As of Q1 2012
TreeHouse Foods (THS)
Flowers Foods (FLO)
Dean Foods (DF)
United Hatural Foods (UNFI)
Quarterly Revenue Growth (Y-over-Y)
Linked Quarterly Revenue Growth
Yearly Revenue Growth
EPS Growth (Annual)
Estimated Earnings Growth (next 3 years)
Earnings 2012 (Est.)
Earnings 2013 (Est.)
Free Cash Flow/Share 2011
Price (Tuesday, June 5th close)
Dividend (Yield %)
Hain's growth numbers are the most consistent in this cohort looking backwards and forwards. Revenue growth has been solid, earnings growth has held steady, and estimates suggest Hain's earnings growth is about to accelerate past its peers, excepting Dean Foods, a milk company that has had some bumpy past growth.
But while the underlying trends in Hain's growth direction are solid, the valuation is pretty stark. Past and forward P/E for Hain all track well ahead of its peers, and this is a generally pricey group (as befits a trendy sector). Hain does well converting cash flow, but the free cash flow valuation is also quite high (even if others in the group have high valuations there). While the PEG ratio is in line with its peers, it is still on the high end; 2 is often considered the high barrier on investing in a growth company.

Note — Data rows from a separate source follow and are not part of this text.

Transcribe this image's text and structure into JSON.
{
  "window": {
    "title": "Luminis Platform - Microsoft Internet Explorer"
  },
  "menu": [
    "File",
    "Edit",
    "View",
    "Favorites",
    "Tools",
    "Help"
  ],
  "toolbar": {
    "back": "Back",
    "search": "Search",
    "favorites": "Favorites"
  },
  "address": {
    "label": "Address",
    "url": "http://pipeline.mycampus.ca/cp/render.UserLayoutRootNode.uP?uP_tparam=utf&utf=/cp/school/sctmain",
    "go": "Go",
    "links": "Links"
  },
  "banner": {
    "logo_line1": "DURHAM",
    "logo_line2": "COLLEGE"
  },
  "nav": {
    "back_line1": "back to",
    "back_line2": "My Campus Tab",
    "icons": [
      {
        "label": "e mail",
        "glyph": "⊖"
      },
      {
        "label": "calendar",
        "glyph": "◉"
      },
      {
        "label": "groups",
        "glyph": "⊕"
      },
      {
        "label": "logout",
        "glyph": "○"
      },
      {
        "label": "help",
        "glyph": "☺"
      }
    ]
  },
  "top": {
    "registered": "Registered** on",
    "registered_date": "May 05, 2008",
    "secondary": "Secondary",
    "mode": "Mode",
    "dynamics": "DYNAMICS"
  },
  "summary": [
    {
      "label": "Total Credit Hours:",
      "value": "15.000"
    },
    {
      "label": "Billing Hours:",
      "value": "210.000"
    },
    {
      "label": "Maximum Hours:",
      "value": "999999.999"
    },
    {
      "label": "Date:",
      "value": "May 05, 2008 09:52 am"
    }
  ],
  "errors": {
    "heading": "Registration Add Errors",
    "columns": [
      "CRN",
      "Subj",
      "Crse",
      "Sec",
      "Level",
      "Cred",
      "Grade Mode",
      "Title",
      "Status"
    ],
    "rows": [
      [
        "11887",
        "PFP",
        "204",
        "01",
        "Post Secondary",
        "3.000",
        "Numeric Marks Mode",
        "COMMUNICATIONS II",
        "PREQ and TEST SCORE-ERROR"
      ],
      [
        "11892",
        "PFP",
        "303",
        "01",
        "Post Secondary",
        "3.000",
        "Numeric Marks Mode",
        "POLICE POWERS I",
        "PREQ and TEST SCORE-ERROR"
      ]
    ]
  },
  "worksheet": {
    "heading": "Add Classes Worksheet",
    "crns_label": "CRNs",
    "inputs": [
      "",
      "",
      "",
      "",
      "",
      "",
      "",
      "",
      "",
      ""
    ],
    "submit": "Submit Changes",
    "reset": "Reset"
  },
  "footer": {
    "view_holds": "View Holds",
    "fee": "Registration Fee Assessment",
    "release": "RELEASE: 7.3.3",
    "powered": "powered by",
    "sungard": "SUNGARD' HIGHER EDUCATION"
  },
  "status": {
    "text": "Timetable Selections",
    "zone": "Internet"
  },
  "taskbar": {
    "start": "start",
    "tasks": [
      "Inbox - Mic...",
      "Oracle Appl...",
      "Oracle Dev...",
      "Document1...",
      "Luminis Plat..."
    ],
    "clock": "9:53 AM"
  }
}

The following chart shows that even on a price/sales ratio, which is sometimes more suited to evaluating growth companies, Hain is very highly valued for its group:

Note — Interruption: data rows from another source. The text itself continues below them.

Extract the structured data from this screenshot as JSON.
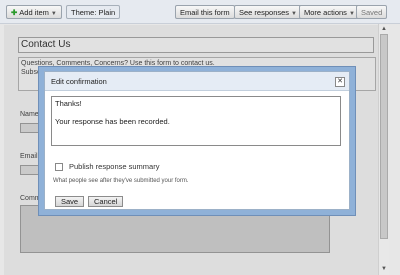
{
  "toolbar": {
    "add_item": "Add item",
    "theme": "Theme: Plain",
    "email_form": "Email this form",
    "see_responses": "See responses",
    "more_actions": "More actions",
    "saved": "Saved"
  },
  "form": {
    "title": "Contact Us",
    "description_line1": "Questions, Comments, Concerns? Use this form to contact us.",
    "description_line2": "Subsc",
    "field1_label": "Name",
    "field2_label": "Email",
    "field3_label": "Comm"
  },
  "dialog": {
    "title": "Edit confirmation",
    "close_symbol": "✕",
    "message_line1": "Thanks!",
    "message_line2": "Your response has been recorded.",
    "checkbox_label": "Publish response summary",
    "hint": "What people see after they've submitted your form.",
    "save": "Save",
    "cancel": "Cancel"
  }
}
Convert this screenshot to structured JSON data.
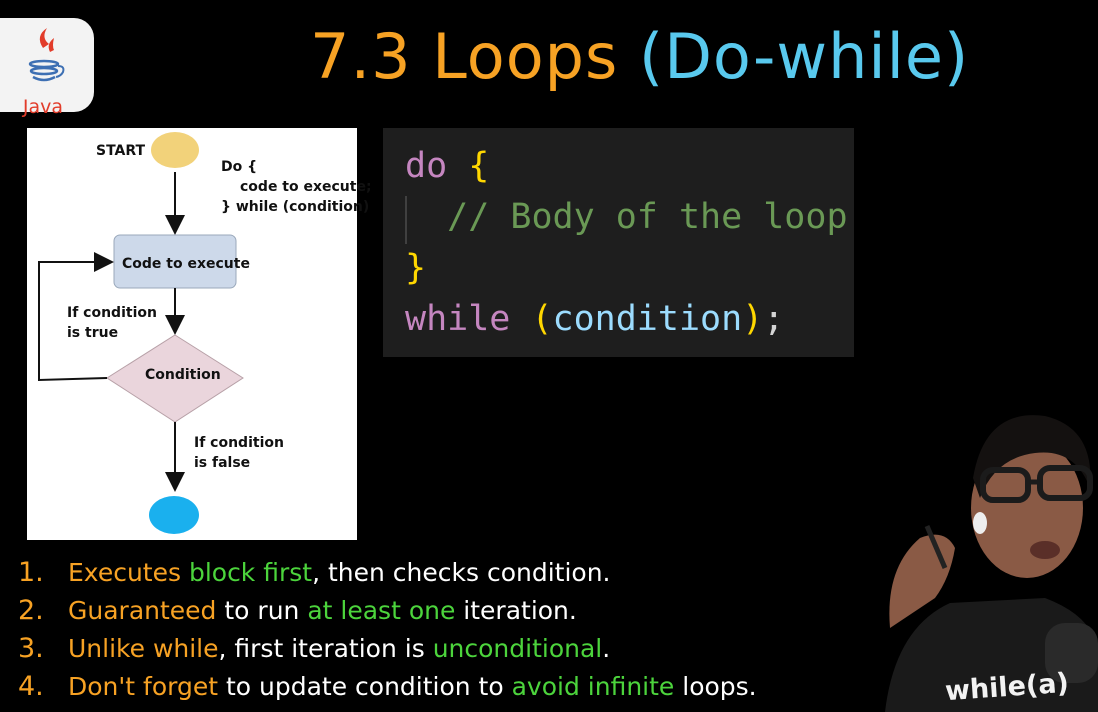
{
  "logo": {
    "text": "Java"
  },
  "title": {
    "main": "7.3 Loops ",
    "sub": "(Do-while)"
  },
  "flowchart": {
    "start_label": "START",
    "syntax_line1": "Do {",
    "syntax_line2": "code to execute;",
    "syntax_line3": "} while (condition)",
    "process_label": "Code to execute",
    "true_line1": "If condition",
    "true_line2": "is true",
    "decision_label": "Condition",
    "false_line1": "If condition",
    "false_line2": "is false",
    "colors": {
      "start": "#f2d27a",
      "end": "#1ab0ee",
      "process": "#cdd9ea",
      "decision": "#ead5dc"
    }
  },
  "code": {
    "line1_kw": "do",
    "line1_brace": "{",
    "line2_comment": "// Body of the loop",
    "line3_brace": "}",
    "line4_kw": "while",
    "line4_open": "(",
    "line4_ident": "condition",
    "line4_close": ")",
    "line4_semi": ";"
  },
  "points": [
    {
      "num": "1.",
      "p1": "Executes ",
      "p2": "block first",
      "p3": ", then checks condition.",
      "p4": "",
      "p5": ""
    },
    {
      "num": "2.",
      "p1": "Guaranteed",
      "p2": " to run ",
      "p3": "at least one",
      "p4": " iteration.",
      "p5": ""
    },
    {
      "num": "3.",
      "p1": "Unlike while",
      "p2": ", first iteration is ",
      "p3": "unconditional",
      "p4": ".",
      "p5": ""
    },
    {
      "num": "4.",
      "p1": "Don't forget",
      "p2": " to update condition to ",
      "p3": "avoid infinite",
      "p4": " loops.",
      "p5": ""
    }
  ],
  "presenter": {
    "shirt_text": "while(a)"
  },
  "colors": {
    "orange": "#f7a224",
    "green": "#4cd43c",
    "cyan": "#59c9ee"
  }
}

Click to enlarge.
No doubt value investors have stopped reading this article by now (if they started at all). What's left to hold onto for growth investors who might want to play this sector and invest in its leader?
Well, there's the old trick of finding an even higher valued company to compare Hain too, which brings us back to Annie's. While I didn't look up Annie's past earnings and revenues, based on initial analyst forecasts, the new company is very richly valued indeed: Annie's has a 56.14 forward P/E ratio for 2012, dropping to 47.61 and 39.18 for the next two years. The company's growth rate is 19.71%, which is lower than Hain's, and Annie's trades at a higher growth premium, with a PEG of 2.85. The market values these sorts of companies highly, which means that if Hain's can continue to deliver, the price may continue to soar.

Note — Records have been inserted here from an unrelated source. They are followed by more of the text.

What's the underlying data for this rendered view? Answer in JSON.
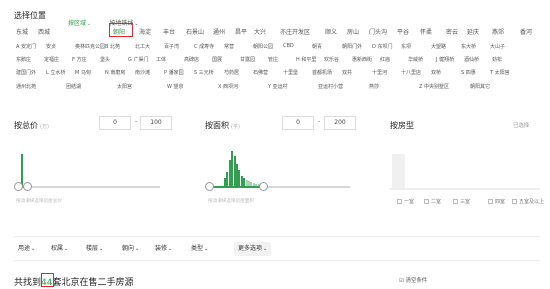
{
  "location": {
    "title": "选择位置",
    "tab_district": "按区域",
    "tab_subway": "按地铁线",
    "districts": [
      "东城",
      "西城",
      "朝阳",
      "海淀",
      "丰台",
      "石景山",
      "通州",
      "昌平",
      "大兴",
      "亦庄开发区",
      "顺义",
      "房山",
      "门头沟",
      "平谷",
      "怀柔",
      "密云",
      "延庆",
      "燕郊",
      "香河"
    ],
    "selected_district": "朝阳",
    "areas": [
      [
        "A 安定门",
        "安贞",
        "奥林匹克公园",
        "B 北苑",
        "北工大",
        "百子湾",
        "C 成寿寺",
        "常营",
        "朝阳公园",
        "CBD",
        "朝青",
        "朝阳门外",
        "D 东坝门",
        "东坝",
        "大望路",
        "东大桥",
        "大山子"
      ],
      [
        "东鹅庄",
        "定福庄",
        "F 方庄",
        "垡头",
        "G 广渠门",
        "工体",
        "高碑店",
        "国展",
        "甘露园",
        "管庄",
        "H 和平里",
        "欢乐谷",
        "惠新西街",
        "红庙",
        "华威桥",
        "J 健翔桥",
        "酒仙桥",
        "劲松"
      ],
      [
        "建国门外",
        "L 立水桥",
        "M 马甸",
        "N 南磨房",
        "南沙滩",
        "P 潘家园",
        "S 三元桥",
        "芍药居",
        "石佛营",
        "十里堡",
        "首都机场",
        "双井",
        "十里河",
        "十八里店",
        "双桥",
        "S 四惠",
        "T 太阳宫"
      ],
      [
        "通州北苑",
        "团结湖",
        "太阳宫",
        "W 望京",
        "X 西坝河",
        "Y 亚运村",
        "亚运村小营",
        "燕莎",
        "Z 中央别墅区",
        "朝阳其它"
      ]
    ]
  },
  "price": {
    "title": "按总价",
    "unit": "(万)",
    "min": "0",
    "max": "100",
    "hint": "拖动滑块选择房屋总价"
  },
  "area": {
    "title": "按面积",
    "unit": "(平)",
    "min": "0",
    "max": "200",
    "hint": "拖动滑块选择房屋面积"
  },
  "rooms": {
    "title": "按房型",
    "selected_label": "已选择",
    "options": [
      "一室",
      "二室",
      "三室",
      "四室",
      "五室及以上"
    ]
  },
  "filters": [
    "用途",
    "权属",
    "楼层",
    "朝向",
    "装修",
    "类型"
  ],
  "more_button": "更多选项",
  "result": {
    "prefix": "共找到",
    "count": "44",
    "suffix": "套北京在售二手房源"
  },
  "clear_label": "清空条件",
  "colors": {
    "accent": "#2fa04d",
    "highlight": "#e3262d"
  }
}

Other positives for Hain include its sound balance sheet. With a debt to equity ratio of .27, and a quick ratio of 1.17 (and no short-term debt, for that matter), the company faces very little overhang in the near-term. Also a positive for those who have held Hain's, but also those who believe the company could grow into a giant in this industry, is the fact that the stock has done extremely well. Yes, that's led to high valuations, but the habit of the market rewarding the company's performance has been established, which is a good sign.
Does that make Hain's a healthy investment or an overly rich one? I'm staying away from the company because I have the growth slots in my two portfolios filled at the moment, and because those valuation numbers and the fact that the stock is near its 52-week high concern me from a timing perspective. For momentum investors or those who believe that the healthy eating trend is indeed in its early stages, and that Hain is the best way to play it, I would recommend waiting for the current pullback to pull a little bit farther: The company has dropped 6% off its 52-week high in the past seven days (as of Tuesday, June 5th's close) and with the current downturn in the market and its growth status, could drop to its pre-earnings levels of about a month ago, between 45-48. At say 45, the PEG would be 1.62, a more reasonable premium to pay for Hain's growth. The other pick in this group of stocks, based on these numbers, would be Dean Foods (incidentally, another Cramer pick).
Investing in strong secular trends is a good way to insulate a portfolio from cyclical and market-based shocks and to gain exposure to growth in new sectors. Unless one gets in on the ground-level of a trend, however, the price to get into a leading stock can be quite high. With Hain Celestial, the investor has to decide two things: is this indeed the beginning of the trend or are we already past the peak, and if the trend has room to run, is Hain a good vehicle to ride it?
Pricey as it may be, the answer to both of those questions may well be yes.